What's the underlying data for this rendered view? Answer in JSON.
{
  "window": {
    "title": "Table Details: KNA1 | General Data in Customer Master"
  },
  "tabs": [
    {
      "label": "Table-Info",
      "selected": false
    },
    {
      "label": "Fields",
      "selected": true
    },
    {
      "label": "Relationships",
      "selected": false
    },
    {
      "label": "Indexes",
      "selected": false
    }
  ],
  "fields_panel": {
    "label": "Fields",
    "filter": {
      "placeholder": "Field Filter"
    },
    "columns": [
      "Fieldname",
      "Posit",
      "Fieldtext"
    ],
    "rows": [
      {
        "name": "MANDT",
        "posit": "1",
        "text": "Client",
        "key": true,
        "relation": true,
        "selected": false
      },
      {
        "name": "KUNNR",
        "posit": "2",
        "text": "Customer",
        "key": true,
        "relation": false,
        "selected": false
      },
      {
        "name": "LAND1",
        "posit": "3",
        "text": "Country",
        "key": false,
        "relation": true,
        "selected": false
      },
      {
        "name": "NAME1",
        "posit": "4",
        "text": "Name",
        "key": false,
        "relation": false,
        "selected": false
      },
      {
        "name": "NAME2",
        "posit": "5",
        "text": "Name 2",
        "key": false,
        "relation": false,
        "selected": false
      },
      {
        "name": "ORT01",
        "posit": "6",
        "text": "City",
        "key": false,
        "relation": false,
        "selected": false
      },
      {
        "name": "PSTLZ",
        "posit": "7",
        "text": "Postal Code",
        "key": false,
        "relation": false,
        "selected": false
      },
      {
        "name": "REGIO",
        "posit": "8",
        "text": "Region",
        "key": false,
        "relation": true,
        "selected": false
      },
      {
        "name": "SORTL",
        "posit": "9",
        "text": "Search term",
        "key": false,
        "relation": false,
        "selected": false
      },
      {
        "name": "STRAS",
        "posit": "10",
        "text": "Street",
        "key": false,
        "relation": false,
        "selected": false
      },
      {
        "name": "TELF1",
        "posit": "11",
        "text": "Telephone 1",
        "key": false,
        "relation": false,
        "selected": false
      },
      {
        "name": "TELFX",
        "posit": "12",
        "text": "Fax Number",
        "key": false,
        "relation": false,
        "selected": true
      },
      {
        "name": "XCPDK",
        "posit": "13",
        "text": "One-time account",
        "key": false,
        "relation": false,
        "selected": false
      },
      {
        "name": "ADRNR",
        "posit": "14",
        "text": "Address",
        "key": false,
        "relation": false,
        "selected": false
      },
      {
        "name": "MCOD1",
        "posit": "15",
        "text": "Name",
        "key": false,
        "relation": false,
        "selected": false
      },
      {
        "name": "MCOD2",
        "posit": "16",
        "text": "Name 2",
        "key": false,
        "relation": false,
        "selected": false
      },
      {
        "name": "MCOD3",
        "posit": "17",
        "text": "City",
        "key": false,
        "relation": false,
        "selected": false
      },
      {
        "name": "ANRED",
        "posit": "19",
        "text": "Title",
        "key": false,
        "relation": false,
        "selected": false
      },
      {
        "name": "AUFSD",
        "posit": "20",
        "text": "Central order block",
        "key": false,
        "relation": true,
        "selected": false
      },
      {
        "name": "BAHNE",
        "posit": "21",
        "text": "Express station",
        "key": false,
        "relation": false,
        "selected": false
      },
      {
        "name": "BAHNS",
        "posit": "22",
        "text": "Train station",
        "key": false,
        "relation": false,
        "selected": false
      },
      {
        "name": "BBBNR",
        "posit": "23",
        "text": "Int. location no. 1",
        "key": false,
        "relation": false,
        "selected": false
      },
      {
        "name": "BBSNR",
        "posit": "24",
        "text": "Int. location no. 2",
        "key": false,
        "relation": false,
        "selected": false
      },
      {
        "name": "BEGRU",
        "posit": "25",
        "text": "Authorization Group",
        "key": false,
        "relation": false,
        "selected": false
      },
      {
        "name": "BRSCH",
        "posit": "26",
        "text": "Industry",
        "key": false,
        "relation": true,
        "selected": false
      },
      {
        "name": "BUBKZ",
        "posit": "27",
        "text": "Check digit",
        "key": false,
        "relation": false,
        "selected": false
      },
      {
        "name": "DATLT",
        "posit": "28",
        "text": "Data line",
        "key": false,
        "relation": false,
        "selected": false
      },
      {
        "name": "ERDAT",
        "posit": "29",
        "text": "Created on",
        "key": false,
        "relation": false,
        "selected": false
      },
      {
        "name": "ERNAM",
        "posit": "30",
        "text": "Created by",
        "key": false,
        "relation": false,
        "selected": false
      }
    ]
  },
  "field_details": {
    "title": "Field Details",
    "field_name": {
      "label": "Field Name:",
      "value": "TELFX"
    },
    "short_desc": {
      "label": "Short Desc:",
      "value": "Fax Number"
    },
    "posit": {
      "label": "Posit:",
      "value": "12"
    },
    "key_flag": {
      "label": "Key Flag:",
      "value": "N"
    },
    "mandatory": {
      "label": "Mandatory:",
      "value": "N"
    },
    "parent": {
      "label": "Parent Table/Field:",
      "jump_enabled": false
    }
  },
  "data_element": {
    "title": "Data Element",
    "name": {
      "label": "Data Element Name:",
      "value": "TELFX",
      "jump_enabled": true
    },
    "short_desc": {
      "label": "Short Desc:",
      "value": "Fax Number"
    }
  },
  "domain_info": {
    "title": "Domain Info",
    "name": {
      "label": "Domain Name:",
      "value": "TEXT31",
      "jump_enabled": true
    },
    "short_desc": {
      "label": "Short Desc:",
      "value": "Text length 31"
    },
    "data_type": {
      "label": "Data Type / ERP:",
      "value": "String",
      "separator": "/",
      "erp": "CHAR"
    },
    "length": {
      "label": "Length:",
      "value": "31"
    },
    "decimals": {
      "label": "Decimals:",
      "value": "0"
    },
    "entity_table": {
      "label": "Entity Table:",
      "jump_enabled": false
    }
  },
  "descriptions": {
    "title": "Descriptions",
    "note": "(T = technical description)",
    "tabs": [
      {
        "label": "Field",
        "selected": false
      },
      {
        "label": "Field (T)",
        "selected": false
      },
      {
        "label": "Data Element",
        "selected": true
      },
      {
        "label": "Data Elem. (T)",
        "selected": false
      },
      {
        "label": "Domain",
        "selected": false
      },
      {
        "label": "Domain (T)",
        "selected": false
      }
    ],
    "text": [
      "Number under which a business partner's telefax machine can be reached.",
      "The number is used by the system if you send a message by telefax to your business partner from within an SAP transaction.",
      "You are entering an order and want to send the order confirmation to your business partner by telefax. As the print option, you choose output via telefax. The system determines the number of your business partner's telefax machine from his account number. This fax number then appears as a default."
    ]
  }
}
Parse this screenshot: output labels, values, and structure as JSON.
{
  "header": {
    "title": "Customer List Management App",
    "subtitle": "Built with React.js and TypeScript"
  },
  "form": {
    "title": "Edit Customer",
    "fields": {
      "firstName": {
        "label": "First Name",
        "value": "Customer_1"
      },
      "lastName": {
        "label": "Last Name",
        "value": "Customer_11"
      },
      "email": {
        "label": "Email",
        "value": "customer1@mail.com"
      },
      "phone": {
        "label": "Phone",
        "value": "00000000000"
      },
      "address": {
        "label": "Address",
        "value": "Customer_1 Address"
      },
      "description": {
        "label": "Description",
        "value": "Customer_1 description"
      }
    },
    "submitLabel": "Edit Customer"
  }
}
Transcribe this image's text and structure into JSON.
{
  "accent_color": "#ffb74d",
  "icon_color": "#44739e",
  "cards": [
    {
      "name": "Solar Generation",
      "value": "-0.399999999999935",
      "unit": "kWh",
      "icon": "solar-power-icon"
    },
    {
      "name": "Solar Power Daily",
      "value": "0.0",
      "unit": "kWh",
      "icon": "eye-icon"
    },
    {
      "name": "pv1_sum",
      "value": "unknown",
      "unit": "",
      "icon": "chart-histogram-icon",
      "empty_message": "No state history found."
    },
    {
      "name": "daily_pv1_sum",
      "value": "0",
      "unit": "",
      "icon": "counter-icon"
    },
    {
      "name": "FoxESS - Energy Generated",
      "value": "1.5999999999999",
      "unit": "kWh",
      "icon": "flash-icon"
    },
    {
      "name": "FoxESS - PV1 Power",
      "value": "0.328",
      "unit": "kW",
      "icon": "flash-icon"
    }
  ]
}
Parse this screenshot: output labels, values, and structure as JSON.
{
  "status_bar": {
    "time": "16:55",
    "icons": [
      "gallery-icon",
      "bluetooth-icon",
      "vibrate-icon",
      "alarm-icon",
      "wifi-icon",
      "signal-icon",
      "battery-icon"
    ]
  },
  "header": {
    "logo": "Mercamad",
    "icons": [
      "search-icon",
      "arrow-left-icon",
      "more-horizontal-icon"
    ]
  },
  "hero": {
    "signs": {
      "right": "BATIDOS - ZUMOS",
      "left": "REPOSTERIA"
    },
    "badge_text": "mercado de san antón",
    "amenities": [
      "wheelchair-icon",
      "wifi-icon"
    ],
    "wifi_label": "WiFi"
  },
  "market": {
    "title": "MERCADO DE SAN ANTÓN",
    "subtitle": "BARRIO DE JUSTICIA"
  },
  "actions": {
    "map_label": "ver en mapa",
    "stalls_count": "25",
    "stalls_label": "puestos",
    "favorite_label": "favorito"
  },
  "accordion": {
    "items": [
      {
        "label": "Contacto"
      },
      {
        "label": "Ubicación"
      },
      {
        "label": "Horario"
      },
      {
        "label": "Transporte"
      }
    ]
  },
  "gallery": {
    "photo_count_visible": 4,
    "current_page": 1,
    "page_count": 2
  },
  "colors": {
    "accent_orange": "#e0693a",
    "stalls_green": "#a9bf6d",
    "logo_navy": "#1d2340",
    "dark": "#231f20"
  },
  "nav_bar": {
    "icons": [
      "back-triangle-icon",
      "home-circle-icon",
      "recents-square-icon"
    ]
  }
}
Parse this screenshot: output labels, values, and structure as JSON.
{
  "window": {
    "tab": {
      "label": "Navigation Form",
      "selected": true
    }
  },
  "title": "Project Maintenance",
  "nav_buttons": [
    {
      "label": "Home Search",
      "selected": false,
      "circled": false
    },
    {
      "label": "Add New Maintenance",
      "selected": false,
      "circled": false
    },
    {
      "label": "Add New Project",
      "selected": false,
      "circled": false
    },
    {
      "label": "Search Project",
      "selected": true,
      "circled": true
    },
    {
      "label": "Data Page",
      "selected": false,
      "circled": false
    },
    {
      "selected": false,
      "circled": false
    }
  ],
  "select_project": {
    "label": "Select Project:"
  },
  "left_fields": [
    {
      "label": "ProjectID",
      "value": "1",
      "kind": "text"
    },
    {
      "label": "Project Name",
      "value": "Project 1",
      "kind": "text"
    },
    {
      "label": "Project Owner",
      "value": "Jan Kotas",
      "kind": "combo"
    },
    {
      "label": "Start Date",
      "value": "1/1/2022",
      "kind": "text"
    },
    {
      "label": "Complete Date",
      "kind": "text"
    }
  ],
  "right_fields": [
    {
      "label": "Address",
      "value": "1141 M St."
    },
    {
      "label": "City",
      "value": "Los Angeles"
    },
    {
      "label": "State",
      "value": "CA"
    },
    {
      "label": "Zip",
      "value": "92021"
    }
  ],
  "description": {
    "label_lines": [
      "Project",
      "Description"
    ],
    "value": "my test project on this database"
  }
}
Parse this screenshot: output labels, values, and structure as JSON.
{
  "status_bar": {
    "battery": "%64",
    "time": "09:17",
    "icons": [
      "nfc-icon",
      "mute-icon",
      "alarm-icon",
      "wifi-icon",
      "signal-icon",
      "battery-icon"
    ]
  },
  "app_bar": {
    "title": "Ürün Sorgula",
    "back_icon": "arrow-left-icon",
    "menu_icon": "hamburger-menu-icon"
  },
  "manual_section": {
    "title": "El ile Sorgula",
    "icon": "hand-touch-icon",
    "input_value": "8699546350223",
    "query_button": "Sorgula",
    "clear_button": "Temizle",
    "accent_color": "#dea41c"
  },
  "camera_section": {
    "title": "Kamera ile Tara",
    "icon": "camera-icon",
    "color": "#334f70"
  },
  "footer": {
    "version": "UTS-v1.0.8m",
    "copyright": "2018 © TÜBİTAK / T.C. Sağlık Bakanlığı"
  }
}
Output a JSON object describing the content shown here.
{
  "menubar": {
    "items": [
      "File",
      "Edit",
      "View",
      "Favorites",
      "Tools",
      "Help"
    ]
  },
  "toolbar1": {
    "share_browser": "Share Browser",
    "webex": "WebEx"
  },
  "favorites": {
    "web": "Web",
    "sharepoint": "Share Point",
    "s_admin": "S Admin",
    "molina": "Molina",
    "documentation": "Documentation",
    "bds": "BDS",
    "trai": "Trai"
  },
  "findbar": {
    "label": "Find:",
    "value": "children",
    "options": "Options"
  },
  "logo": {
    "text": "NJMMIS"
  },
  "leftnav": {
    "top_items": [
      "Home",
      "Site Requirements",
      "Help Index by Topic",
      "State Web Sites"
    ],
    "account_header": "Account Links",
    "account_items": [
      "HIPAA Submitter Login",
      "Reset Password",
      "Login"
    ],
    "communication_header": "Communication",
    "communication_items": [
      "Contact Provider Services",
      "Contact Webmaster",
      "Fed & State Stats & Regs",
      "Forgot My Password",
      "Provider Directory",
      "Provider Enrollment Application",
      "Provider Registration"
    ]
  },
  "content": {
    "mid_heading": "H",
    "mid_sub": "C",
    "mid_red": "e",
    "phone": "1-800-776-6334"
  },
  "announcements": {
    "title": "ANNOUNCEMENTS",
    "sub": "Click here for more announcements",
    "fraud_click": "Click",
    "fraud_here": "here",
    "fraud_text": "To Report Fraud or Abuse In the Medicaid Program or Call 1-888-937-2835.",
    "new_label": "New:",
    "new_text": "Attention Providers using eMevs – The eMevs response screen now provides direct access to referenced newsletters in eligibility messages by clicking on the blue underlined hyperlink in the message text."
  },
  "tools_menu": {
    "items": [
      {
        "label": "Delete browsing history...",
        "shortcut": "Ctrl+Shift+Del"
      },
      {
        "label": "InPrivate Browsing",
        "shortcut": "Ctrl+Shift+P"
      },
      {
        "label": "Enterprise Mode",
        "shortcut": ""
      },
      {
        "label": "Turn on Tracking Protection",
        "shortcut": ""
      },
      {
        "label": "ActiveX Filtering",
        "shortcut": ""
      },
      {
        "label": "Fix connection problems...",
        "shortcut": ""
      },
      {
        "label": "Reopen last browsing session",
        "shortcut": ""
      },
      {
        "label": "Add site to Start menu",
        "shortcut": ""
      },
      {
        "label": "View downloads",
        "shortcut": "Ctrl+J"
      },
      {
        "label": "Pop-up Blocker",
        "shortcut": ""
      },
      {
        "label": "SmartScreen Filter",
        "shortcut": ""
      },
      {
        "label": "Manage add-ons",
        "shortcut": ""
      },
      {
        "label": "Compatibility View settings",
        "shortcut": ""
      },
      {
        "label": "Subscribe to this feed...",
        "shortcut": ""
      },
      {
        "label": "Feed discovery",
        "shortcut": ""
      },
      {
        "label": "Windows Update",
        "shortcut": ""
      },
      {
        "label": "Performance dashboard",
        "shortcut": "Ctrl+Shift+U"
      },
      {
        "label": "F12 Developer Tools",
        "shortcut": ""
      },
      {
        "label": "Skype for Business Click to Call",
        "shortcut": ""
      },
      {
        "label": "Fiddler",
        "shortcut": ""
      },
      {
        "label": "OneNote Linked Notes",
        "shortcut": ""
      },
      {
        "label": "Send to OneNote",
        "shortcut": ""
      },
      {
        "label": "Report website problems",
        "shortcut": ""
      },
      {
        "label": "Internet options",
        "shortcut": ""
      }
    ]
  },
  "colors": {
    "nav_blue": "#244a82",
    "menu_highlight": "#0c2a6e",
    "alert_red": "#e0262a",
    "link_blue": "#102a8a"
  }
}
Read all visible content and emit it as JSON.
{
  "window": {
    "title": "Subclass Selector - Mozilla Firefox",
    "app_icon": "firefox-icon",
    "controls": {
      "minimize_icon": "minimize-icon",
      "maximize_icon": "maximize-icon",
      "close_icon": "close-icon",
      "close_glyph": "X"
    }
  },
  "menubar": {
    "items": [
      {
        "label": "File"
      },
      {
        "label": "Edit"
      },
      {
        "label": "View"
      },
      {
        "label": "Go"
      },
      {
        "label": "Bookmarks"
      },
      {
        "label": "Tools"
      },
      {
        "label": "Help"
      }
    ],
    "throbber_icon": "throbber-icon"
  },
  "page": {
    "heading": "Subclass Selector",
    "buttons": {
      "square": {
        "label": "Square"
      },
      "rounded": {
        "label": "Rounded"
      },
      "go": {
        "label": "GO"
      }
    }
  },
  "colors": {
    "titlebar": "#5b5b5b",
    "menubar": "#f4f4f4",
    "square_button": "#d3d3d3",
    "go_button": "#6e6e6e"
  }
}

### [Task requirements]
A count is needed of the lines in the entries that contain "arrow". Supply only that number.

### [Exercise answer]
2